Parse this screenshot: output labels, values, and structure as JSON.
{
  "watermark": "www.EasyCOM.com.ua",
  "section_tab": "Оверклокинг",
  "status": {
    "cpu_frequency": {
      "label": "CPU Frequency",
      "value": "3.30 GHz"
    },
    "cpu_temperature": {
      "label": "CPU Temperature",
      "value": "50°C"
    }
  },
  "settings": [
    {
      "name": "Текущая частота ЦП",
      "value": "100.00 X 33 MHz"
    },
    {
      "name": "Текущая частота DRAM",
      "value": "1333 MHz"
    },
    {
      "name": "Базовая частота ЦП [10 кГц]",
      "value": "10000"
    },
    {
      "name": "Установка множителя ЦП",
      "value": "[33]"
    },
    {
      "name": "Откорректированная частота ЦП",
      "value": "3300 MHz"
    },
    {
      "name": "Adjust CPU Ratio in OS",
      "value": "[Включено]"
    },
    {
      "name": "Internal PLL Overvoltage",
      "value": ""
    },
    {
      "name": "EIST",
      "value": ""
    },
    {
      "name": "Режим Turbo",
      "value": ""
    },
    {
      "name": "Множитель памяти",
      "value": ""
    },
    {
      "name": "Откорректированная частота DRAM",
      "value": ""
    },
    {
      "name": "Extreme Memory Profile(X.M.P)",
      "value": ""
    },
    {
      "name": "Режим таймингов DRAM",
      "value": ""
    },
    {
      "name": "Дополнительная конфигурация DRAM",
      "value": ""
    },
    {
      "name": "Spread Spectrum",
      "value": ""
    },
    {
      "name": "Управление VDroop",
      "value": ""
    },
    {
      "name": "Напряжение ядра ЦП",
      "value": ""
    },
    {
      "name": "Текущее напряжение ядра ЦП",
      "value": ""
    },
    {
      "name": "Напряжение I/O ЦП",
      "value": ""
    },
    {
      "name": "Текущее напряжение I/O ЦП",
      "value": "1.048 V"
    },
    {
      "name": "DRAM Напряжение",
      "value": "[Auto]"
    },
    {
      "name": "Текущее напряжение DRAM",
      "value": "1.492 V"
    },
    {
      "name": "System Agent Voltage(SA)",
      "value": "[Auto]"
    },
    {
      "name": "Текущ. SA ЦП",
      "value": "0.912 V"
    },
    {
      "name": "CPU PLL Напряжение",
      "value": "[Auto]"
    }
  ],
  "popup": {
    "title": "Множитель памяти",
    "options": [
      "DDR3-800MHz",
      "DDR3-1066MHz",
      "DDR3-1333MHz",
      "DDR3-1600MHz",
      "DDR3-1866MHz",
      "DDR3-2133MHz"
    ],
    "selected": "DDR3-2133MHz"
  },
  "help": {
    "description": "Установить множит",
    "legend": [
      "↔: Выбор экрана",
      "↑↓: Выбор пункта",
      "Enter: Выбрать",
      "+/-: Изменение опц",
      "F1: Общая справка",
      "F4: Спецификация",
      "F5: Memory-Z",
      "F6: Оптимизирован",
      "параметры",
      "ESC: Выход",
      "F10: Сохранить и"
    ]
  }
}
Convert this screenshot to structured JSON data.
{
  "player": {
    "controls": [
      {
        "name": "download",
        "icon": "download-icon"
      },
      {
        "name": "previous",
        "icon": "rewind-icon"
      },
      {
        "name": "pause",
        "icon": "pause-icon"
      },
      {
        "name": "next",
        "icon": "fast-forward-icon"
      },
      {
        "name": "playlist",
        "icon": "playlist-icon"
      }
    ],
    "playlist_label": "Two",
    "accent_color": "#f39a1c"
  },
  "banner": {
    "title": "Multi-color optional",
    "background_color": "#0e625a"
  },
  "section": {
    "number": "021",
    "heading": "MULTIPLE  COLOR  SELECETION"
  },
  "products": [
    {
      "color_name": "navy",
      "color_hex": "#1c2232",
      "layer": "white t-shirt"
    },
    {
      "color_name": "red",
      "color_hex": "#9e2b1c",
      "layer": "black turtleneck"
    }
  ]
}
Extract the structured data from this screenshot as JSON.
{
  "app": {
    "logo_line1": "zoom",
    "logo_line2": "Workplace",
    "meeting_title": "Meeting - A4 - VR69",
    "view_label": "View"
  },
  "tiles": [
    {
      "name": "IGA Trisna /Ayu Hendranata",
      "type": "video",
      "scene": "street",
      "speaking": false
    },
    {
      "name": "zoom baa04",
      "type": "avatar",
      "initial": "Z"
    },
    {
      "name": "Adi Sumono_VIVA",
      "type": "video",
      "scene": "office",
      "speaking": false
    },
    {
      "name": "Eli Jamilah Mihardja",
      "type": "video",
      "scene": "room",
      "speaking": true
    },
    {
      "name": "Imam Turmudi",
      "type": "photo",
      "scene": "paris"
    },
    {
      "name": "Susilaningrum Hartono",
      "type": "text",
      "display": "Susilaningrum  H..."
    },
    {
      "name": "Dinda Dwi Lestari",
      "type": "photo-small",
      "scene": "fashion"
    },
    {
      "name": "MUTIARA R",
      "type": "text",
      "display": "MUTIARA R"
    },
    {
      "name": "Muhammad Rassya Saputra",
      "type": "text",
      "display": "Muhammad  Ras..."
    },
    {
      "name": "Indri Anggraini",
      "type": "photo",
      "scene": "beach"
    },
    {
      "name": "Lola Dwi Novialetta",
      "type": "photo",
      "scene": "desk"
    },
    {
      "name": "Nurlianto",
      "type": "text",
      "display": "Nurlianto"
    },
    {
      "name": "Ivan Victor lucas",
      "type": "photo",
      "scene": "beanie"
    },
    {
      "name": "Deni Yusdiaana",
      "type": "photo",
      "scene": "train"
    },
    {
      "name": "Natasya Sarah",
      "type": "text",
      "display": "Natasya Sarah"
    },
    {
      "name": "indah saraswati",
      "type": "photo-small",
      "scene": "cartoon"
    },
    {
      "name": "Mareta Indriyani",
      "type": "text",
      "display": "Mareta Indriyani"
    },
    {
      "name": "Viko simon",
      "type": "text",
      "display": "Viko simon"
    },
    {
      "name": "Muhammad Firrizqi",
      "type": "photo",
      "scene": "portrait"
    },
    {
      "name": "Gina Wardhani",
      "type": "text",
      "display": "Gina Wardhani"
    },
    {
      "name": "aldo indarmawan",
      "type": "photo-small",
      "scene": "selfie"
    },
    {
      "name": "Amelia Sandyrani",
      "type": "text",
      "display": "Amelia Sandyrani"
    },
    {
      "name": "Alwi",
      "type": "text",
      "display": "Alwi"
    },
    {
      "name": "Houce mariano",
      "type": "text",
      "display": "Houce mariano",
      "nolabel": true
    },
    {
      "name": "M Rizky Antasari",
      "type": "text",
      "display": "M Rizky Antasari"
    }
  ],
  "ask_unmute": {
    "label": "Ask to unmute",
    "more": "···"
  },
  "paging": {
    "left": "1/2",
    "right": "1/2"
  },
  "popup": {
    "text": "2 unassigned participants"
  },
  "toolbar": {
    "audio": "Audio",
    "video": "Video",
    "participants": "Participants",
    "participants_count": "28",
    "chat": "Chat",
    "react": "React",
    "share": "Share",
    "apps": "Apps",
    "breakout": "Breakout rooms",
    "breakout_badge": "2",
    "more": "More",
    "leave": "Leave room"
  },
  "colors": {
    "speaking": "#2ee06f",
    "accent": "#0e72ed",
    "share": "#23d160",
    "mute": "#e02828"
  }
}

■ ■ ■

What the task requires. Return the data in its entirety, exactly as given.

Result of the exercise.
Parse this screenshot: output labels, values, and structure as JSON.
{
  "watermark": "www.EasyCOM.com.ua",
  "section_tab": "Оверклокинг",
  "status": {
    "cpu_frequency": {
      "label": "CPU Frequency",
      "value": "3.30 GHz"
    },
    "cpu_temperature": {
      "label": "CPU Temperature",
      "value": "50°C"
    }
  },
  "settings": [
    {
      "name": "Текущая частота ЦП",
      "value": "100.00 X 33 MHz"
    },
    {
      "name": "Текущая частота DRAM",
      "value": "1333 MHz"
    },
    {
      "name": "Базовая частота ЦП [10 кГц]",
      "value": "10000"
    },
    {
      "name": "Установка множителя ЦП",
      "value": "[33]"
    },
    {
      "name": "Откорректированная частота ЦП",
      "value": "3300 MHz"
    },
    {
      "name": "Adjust CPU Ratio in OS",
      "value": "[Включено]"
    },
    {
      "name": "Internal PLL Overvoltage",
      "value": ""
    },
    {
      "name": "EIST",
      "value": ""
    },
    {
      "name": "Режим Turbo",
      "value": ""
    },
    {
      "name": "Множитель памяти",
      "value": ""
    },
    {
      "name": "Откорректированная частота DRAM",
      "value": ""
    },
    {
      "name": "Extreme Memory Profile(X.M.P)",
      "value": ""
    },
    {
      "name": "Режим таймингов DRAM",
      "value": ""
    },
    {
      "name": "Дополнительная конфигурация DRAM",
      "value": ""
    },
    {
      "name": "Spread Spectrum",
      "value": ""
    },
    {
      "name": "Управление VDroop",
      "value": ""
    },
    {
      "name": "Напряжение ядра ЦП",
      "value": ""
    },
    {
      "name": "Текущее напряжение ядра ЦП",
      "value": ""
    },
    {
      "name": "Напряжение I/O ЦП",
      "value": ""
    },
    {
      "name": "Текущее напряжение I/O ЦП",
      "value": "1.048 V"
    },
    {
      "name": "DRAM Напряжение",
      "value": "[Auto]"
    },
    {
      "name": "Текущее напряжение DRAM",
      "value": "1.492 V"
    },
    {
      "name": "System Agent Voltage(SA)",
      "value": "[Auto]"
    },
    {
      "name": "Текущ. SA ЦП",
      "value": "0.912 V"
    },
    {
      "name": "CPU PLL Напряжение",
      "value": "[Auto]"
    }
  ],
  "popup": {
    "title": "Множитель памяти",
    "options": [
      "DDR3-800MHz",
      "DDR3-1066MHz",
      "DDR3-1333MHz",
      "DDR3-1600MHz",
      "DDR3-1866MHz",
      "DDR3-2133MHz"
    ],
    "selected": "DDR3-2133MHz"
  },
  "help": {
    "description": "Установить множит",
    "legend": [
      "↔: Выбор экрана",
      "↑↓: Выбор пункта",
      "Enter: Выбрать",
      "+/-: Изменение опц",
      "F1: Общая справка",
      "F4: Спецификация",
      "F5: Memory-Z",
      "F6: Оптимизирован",
      "параметры",
      "ESC: Выход",
      "F10: Сохранить и"
    ]
  }
}
Convert this screenshot to structured JSON data.
{
  "player": {
    "controls": [
      {
        "name": "download",
        "icon": "download-icon"
      },
      {
        "name": "previous",
        "icon": "rewind-icon"
      },
      {
        "name": "pause",
        "icon": "pause-icon"
      },
      {
        "name": "next",
        "icon": "fast-forward-icon"
      },
      {
        "name": "playlist",
        "icon": "playlist-icon"
      }
    ],
    "playlist_label": "Two",
    "accent_color": "#f39a1c"
  },
  "banner": {
    "title": "Multi-color optional",
    "background_color": "#0e625a"
  },
  "section": {
    "number": "021",
    "heading": "MULTIPLE  COLOR  SELECETION"
  },
  "products": [
    {
      "color_name": "navy",
      "color_hex": "#1c2232",
      "layer": "white t-shirt"
    },
    {
      "color_name": "red",
      "color_hex": "#9e2b1c",
      "layer": "black turtleneck"
    }
  ]
}
Extract the structured data from this screenshot as JSON.
{
  "app": {
    "logo_line1": "zoom",
    "logo_line2": "Workplace",
    "meeting_title": "Meeting - A4 - VR69",
    "view_label": "View"
  },
  "tiles": [
    {
      "name": "IGA Trisna /Ayu Hendranata",
      "type": "video",
      "scene": "street",
      "speaking": false
    },
    {
      "name": "zoom baa04",
      "type": "avatar",
      "initial": "Z"
    },
    {
      "name": "Adi Sumono_VIVA",
      "type": "video",
      "scene": "office",
      "speaking": false
    },
    {
      "name": "Eli Jamilah Mihardja",
      "type": "video",
      "scene": "room",
      "speaking": true
    },
    {
      "name": "Imam Turmudi",
      "type": "photo",
      "scene": "paris"
    },
    {
      "name": "Susilaningrum Hartono",
      "type": "text",
      "display": "Susilaningrum  H..."
    },
    {
      "name": "Dinda Dwi Lestari",
      "type": "photo-small",
      "scene": "fashion"
    },
    {
      "name": "MUTIARA R",
      "type": "text",
      "display": "MUTIARA R"
    },
    {
      "name": "Muhammad Rassya Saputra",
      "type": "text",
      "display": "Muhammad  Ras..."
    },
    {
      "name": "Indri Anggraini",
      "type": "photo",
      "scene": "beach"
    },
    {
      "name": "Lola Dwi Novialetta",
      "type": "photo",
      "scene": "desk"
    },
    {
      "name": "Nurlianto",
      "type": "text",
      "display": "Nurlianto"
    },
    {
      "name": "Ivan Victor lucas",
      "type": "photo",
      "scene": "beanie"
    },
    {
      "name": "Deni Yusdiaana",
      "type": "photo",
      "scene": "train"
    },
    {
      "name": "Natasya Sarah",
      "type": "text",
      "display": "Natasya Sarah"
    },
    {
      "name": "indah saraswati",
      "type": "photo-small",
      "scene": "cartoon"
    },
    {
      "name": "Mareta Indriyani",
      "type": "text",
      "display": "Mareta Indriyani"
    },
    {
      "name": "Viko simon",
      "type": "text",
      "display": "Viko simon"
    },
    {
      "name": "Muhammad Firrizqi",
      "type": "photo",
      "scene": "portrait"
    },
    {
      "name": "Gina Wardhani",
      "type": "text",
      "display": "Gina Wardhani"
    },
    {
      "name": "aldo indarmawan",
      "type": "photo-small",
      "scene": "selfie"
    },
    {
      "name": "Amelia Sandyrani",
      "type": "text",
      "display": "Amelia Sandyrani"
    },
    {
      "name": "Alwi",
      "type": "text",
      "display": "Alwi"
    },
    {
      "name": "Houce mariano",
      "type": "text",
      "display": "Houce mariano",
      "nolabel": true
    },
    {
      "name": "M Rizky Antasari",
      "type": "text",
      "display": "M Rizky Antasari"
    }
  ],
  "ask_unmute": {
    "label": "Ask to unmute",
    "more": "···"
  },
  "paging": {
    "left": "1/2",
    "right": "1/2"
  },
  "popup": {
    "text": "2 unassigned participants"
  },
  "toolbar": {
    "audio": "Audio",
    "video": "Video",
    "participants": "Participants",
    "participants_count": "28",
    "chat": "Chat",
    "react": "React",
    "share": "Share",
    "apps": "Apps",
    "breakout": "Breakout rooms",
    "breakout_badge": "2",
    "more": "More",
    "leave": "Leave room"
  },
  "colors": {
    "speaking": "#2ee06f",
    "accent": "#0e72ed",
    "share": "#23d160",
    "mute": "#e02828"
  }
}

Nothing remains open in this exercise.